The planet is projected to warm by about 2.7°C above pre-industrial levels, according to the Least Developed Countries Report released by the United Nations Conference on Trade and Development (UNCTAD) in 2022. The LDCs have contributed the least to carbon emissions but are suffering the most from climate change.
As of 2019, the LDCs were responsible for less than 2% of global greenhouse gas emissions, yet they accounted for 50% of global deaths from climate-related disasters over the past four years.
● Lack of access to healthcare
Least developed countries are most affected by COVID-19. In 2020, 38 of the LDCs recorded negative growth rates, and the impact is expected to last much longer in LDCs than in wealthier countries.
● Debt distress

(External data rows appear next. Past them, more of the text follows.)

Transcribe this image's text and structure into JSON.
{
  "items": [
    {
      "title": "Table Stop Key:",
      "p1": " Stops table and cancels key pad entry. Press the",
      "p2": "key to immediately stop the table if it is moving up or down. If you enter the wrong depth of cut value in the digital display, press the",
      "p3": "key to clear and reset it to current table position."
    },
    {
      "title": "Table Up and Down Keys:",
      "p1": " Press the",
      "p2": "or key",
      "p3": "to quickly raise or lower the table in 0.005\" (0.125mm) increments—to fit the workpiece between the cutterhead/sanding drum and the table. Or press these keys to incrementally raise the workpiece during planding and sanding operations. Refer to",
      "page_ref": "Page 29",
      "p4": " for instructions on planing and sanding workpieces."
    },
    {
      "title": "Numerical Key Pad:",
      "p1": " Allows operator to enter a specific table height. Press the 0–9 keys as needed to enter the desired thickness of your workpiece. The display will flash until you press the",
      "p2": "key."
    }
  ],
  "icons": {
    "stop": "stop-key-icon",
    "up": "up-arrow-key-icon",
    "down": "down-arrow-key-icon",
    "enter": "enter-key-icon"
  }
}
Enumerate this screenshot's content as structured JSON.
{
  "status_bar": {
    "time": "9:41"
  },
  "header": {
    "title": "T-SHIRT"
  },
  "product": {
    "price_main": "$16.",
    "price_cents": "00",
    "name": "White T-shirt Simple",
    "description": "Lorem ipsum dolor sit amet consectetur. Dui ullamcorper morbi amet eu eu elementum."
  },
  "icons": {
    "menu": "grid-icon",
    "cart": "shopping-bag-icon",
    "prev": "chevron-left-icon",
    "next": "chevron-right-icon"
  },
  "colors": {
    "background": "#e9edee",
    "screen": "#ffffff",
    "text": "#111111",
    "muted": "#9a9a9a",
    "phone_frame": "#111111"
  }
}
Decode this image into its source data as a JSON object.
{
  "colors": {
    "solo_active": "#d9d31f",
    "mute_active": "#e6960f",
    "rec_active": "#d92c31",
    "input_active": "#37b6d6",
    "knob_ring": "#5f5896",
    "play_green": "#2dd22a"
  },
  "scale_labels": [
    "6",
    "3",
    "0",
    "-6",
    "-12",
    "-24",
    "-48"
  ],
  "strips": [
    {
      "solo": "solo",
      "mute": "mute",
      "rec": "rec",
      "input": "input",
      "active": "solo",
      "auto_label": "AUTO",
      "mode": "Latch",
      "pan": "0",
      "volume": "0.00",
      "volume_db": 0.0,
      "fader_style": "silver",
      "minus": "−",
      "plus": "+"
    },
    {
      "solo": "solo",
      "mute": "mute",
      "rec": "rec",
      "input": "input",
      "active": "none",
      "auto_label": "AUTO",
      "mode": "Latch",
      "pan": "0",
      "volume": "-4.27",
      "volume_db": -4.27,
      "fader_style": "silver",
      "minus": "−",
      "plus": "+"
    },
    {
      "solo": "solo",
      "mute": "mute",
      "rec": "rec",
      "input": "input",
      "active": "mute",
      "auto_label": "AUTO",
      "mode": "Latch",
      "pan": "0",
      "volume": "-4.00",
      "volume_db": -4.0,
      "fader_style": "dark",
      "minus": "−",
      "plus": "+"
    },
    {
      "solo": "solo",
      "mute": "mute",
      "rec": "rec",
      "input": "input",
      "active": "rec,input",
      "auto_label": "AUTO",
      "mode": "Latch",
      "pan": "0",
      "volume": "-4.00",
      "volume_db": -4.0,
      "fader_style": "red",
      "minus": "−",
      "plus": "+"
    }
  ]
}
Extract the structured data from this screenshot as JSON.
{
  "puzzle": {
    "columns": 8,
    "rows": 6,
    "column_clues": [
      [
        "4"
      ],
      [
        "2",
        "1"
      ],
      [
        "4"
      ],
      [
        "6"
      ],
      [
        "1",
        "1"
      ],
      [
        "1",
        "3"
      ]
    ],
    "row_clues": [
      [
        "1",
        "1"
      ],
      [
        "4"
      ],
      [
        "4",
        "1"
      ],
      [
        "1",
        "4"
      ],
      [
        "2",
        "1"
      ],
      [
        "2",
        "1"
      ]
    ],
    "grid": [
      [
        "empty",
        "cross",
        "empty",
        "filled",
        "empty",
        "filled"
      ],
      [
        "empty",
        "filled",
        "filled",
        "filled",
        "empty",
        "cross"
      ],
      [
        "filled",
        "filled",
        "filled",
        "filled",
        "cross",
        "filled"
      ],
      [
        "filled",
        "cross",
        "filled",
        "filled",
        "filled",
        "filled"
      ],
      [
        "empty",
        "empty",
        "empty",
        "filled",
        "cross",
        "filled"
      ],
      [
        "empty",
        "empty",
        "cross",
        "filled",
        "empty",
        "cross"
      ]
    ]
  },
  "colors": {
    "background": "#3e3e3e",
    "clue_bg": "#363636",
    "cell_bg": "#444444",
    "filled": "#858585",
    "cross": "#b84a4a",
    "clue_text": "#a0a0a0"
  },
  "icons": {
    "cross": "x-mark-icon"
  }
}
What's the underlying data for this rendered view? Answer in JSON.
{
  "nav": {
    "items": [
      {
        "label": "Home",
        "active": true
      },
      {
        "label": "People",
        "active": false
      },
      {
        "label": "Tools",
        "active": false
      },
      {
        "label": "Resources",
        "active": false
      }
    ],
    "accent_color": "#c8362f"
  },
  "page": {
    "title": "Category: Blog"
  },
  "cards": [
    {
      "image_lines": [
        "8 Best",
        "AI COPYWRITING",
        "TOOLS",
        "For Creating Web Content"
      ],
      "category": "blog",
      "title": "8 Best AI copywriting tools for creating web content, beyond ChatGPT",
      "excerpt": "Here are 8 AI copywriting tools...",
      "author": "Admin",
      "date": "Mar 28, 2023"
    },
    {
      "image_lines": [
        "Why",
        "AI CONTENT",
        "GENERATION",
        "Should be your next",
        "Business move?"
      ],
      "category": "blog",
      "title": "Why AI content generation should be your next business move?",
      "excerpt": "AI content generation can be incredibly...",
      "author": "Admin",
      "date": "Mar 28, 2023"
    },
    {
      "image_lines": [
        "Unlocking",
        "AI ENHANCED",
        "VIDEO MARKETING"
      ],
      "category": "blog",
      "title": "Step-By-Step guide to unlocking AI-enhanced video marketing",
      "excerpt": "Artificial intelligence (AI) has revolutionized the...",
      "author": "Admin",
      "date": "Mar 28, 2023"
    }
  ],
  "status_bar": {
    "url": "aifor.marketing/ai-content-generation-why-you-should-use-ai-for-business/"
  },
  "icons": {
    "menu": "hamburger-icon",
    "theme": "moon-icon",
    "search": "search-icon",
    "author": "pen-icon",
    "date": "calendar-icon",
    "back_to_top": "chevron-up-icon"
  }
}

Debt is a key challenge for all least developed countries. Malawi, São Tomé and Príncipe, Zambia, Somalia, Sudan, Grenada, Mozambique, Zimbabwe, and the Democratic Republic of the Congo are debt distressed. In addition, a number of countries, including The Gambia, Kenya, and Lao PDR, are classified to be at high risk of debt distress, meaning that they need urgent debt management.
Find out more about debt-ridden countries (World Bank)
Soon to Graduate!
A Sign of Hope
What do the following countries have in common?
Lao People's Democratic Republic (2026)
São Tomé e Príncipe (2024)
Solomon Islands (2024)
That's right, they're on the verge of graduating from the Least Developed Country (LDC) cateogry.
Source: United Nations
Young girls walk home from school in São Tomé and Príncipe.
São Tomé and Príncipe is on track to graduate as a Least Developed Country (LDC) in 2024, but many challenges remain. While São Tomé and Príncipe has performed well on social indicators such as GDP per capita, it has yet to meet the graduation criteria on the Economic and Environmental Vulnerability Index (EVI) and is working on it.
Nepal has also recently improved its economic situation and is on track to graduate from the list in 2026.
Source: United Nations
A girl studying at a classroom in Nepal.
Nepal was first included in the LDCs category in the 1970s, when the country had a gross national income of just $70 for more than 60% of the population.
But 50 years later, the situation in Nepal has changed dramatically. In 2020, poverty had fallen to 17%, and in 2022, the level of hunger (measured by the Global Hunger Index) was reduced from 'severe' to 'moderate.' Nepal also made significant progress in health and education, successfully achieving gender parity in school enrollment targets in 2019, and significantly reducing the under-five mortality rate to 28 per 1000 live births.
We cannot promote peace by avoiding inequality and poverty.
A war costs astronomical amounts of money. Poverty, which is often the root cause of war, can be resolved with a much less amount.
By helping the LDC countries to ensure that all 48 countries can graduate from the category, we will be one step closer to ending the war on poverty.
“To embrace the future,
we must expand the scope of vocations that can herald the coming of peace.
Even though we may never meet our descendants, we must make sure that all their activities will harmonize in peaceful societies and nations.”
-Dr. Hak Ja Han Moon
Founder of Sunhak Peace Prize-
Written by: Yeon Je Choi
Translated by: Hyang Oh